|International Classification||G01K1/10, G01K7/04|
|Cooperative Classification||G01K7/04, G01K1/10|
|European Classification||G01K7/04, G01K1/10|
|Mar 2, 1994||AS||Assignment|
Owner name: AVCO CORPORATION, RHODE ISLAND
Free format text: ASSIGNMENT OF ASSIGNORS INTEREST;ASSIGNORS:CURRY, STEPHEN J.;MASTANDUNO, RICHARD T.;REEL/FRAME:006921/0527
Effective date: 19940211
|Nov 14, 1994||AS||Assignment|
Owner name: ALLIEDSIGNAL INC., NEW JERSEY
Free format text: ASSIGNMENT OF ASSIGNORS INTEREST;ASSIGNOR:AVCO CORPORATION;REEL/FRAME:007183/0633
Effective date: 19941028
|Oct 28, 1999||FPAY||Fee payment|
Year of fee payment: 4
|Sep 26, 2003||FPAY||Fee payment|

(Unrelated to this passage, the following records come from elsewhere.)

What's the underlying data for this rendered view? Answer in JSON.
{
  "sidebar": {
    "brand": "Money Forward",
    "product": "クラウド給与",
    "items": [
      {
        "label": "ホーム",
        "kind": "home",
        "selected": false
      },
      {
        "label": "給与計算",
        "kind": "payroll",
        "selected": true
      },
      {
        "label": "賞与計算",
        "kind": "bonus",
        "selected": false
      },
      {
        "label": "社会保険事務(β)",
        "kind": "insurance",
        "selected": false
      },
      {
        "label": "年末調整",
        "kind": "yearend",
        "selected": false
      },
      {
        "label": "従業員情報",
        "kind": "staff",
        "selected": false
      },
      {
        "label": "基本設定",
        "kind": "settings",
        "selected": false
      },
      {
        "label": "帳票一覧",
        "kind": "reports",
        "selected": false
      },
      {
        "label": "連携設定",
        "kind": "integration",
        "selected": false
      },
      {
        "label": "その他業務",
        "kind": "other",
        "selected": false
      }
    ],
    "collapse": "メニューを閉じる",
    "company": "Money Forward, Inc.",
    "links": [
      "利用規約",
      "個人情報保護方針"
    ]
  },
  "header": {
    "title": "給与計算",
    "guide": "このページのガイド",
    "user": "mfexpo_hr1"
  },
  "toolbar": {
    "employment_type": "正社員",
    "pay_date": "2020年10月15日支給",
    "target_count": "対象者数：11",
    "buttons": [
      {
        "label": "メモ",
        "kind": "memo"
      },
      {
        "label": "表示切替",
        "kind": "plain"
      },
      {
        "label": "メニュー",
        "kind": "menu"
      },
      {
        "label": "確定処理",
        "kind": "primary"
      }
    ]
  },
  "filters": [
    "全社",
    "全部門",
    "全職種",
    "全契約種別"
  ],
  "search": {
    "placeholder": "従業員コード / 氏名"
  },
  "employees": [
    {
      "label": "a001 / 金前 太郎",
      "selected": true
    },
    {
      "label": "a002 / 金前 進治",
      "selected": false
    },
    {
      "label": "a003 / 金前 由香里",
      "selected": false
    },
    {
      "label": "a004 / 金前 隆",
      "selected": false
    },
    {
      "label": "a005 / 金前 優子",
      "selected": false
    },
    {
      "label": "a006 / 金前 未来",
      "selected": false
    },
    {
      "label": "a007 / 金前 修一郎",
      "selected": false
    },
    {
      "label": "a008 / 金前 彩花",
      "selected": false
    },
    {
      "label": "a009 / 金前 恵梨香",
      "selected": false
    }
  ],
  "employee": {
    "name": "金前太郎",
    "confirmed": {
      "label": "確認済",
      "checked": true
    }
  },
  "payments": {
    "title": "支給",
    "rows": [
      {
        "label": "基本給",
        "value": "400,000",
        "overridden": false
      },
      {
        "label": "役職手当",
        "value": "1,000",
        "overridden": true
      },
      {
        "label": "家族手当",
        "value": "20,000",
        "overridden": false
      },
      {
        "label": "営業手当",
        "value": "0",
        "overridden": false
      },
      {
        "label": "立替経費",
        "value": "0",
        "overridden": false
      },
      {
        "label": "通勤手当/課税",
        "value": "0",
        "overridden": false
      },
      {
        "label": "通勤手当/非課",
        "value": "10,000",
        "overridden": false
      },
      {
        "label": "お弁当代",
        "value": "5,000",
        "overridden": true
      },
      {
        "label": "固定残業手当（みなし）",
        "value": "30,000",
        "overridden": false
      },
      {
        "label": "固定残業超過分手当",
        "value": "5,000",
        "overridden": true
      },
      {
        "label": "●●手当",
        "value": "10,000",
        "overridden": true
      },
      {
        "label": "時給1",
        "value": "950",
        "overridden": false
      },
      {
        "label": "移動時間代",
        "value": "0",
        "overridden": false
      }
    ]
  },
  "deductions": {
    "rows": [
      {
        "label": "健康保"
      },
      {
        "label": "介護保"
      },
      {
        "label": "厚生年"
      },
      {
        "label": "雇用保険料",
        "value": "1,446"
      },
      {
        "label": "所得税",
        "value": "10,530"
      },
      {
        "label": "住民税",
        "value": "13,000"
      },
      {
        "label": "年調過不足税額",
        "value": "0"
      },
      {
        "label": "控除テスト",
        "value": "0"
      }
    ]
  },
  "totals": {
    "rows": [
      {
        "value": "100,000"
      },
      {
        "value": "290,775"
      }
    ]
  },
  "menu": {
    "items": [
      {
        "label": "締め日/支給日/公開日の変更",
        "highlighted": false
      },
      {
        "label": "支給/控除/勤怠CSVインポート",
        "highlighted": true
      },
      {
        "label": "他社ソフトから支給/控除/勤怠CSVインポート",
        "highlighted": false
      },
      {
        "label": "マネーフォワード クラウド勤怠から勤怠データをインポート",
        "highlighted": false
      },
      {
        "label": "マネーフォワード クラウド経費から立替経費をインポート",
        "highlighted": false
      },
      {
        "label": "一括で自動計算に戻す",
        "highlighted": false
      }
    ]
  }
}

Year of fee payment: 8
|Sep 14, 2007||FPAY||Fee payment|
Year of fee payment: 12